I definitely see the economy improving in the second half. I see it now. I see it in our sales, and from people you talk to around town and in different businesses across the country. It's not just the food business. I think the second half will see more sales growth than the first half of this year and more than last year, which was a tough year. We're coming out of that now, providing something unusual doesn't happen like a disaster like 9/11. I feel we've pretty well addressed most of our challenges and we're looking forward to the rest of the year.
I think [the economy] is all in people's confidence.

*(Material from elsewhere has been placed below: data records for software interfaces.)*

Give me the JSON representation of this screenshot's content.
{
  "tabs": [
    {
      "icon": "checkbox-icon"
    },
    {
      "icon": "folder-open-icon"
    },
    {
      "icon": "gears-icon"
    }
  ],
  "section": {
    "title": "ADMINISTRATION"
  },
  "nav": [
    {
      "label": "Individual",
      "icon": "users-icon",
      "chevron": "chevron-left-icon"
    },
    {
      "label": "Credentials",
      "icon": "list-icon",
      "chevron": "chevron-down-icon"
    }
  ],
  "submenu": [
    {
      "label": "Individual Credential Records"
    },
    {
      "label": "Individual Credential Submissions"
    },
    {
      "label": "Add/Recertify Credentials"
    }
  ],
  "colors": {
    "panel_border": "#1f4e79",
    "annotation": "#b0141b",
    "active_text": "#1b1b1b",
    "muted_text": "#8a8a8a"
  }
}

Once they start having more confidence they'll spend more, and they're getting to that point now.
president and CEO, Associated Food Stores, Salt Lake City

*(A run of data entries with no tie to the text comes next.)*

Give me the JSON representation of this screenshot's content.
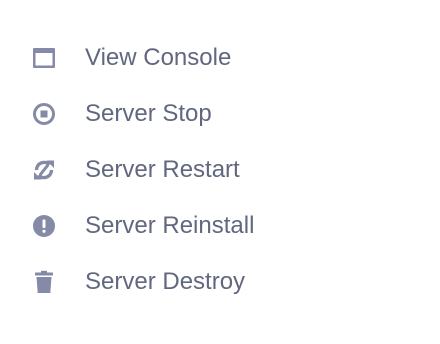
{
  "menu": {
    "icon_color": "#858aa6",
    "text_color": "#61677f",
    "items": [
      {
        "label": "View Console",
        "icon": "window-icon"
      },
      {
        "label": "Server Stop",
        "icon": "stop-circle-icon"
      },
      {
        "label": "Server Restart",
        "icon": "restart-icon"
      },
      {
        "label": "Server Reinstall",
        "icon": "alert-circle-icon"
      },
      {
        "label": "Server Destroy",
        "icon": "trash-icon"
      }
    ]
  }
}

I feel very bullish about the economy for the second half because we're starting to see an increase in what have been flat sales, so I expect a more robust grocery performance.
We're looking for sales improvements of 2% to 3% during the half, but it's hard to make a comparison with last year because we were getting some of the Fleming business at that time, and we expect to maintain and enhance that business going forward.
We see challenges in the area of increasing health care costs and the growth of Wal-Mart, which will build its third warehouse in Utah later this year. But our members are doing a good job dealing with Wal-Mart, and we have a definite strategy to take advantage of our members' differences. We've analyzed the demographics and competition in each market to find seams of opportunity that our members can use.
We're in the process of moving from ad groups to various versions of a common ad to enable us to get the strength of our system reflected in how we treat the various brands. For example, in Utah and Idaho, we have a 35% market share, so we're putting efforts into moving to a single ad program that reflects that strength.
On The Election:
I support President Bush because his platform is geared more toward private business, and I will show my support by voting for him.
CEO, Gristedes, New York
I see the economy continuing to progress in the second half and things will be much better this year. I think we'll continue to see acquisitions in the food business. Our attempt to buy Kings failed last year but we're continuously looking for opportunities.
We hope to take our company private this year. The independent directors are doing a fairness opinion and as soon as that's complete we're going to write the check.
CEO, Dorothy Lane Market, Dayton, Ohio
This is an election year, and I don't think the president is going to let anything happen to stop the economy. Besides that, I see our customers are upbeat, and business is good. Barring any catastrophes, I don't see the growth changing.
The first half of this year has been very good for us, and we anticipate that will continue for the balance of the year. I've got almost nothing to complain about: It's much better than it was a year ago.
Our concerns for this year are continuing to watch our costs. Health care is something that everybody has to take a look at and as people, take responsibility to look after our own health. Once we do that, together can get our health care costs down, because that is a big challenge.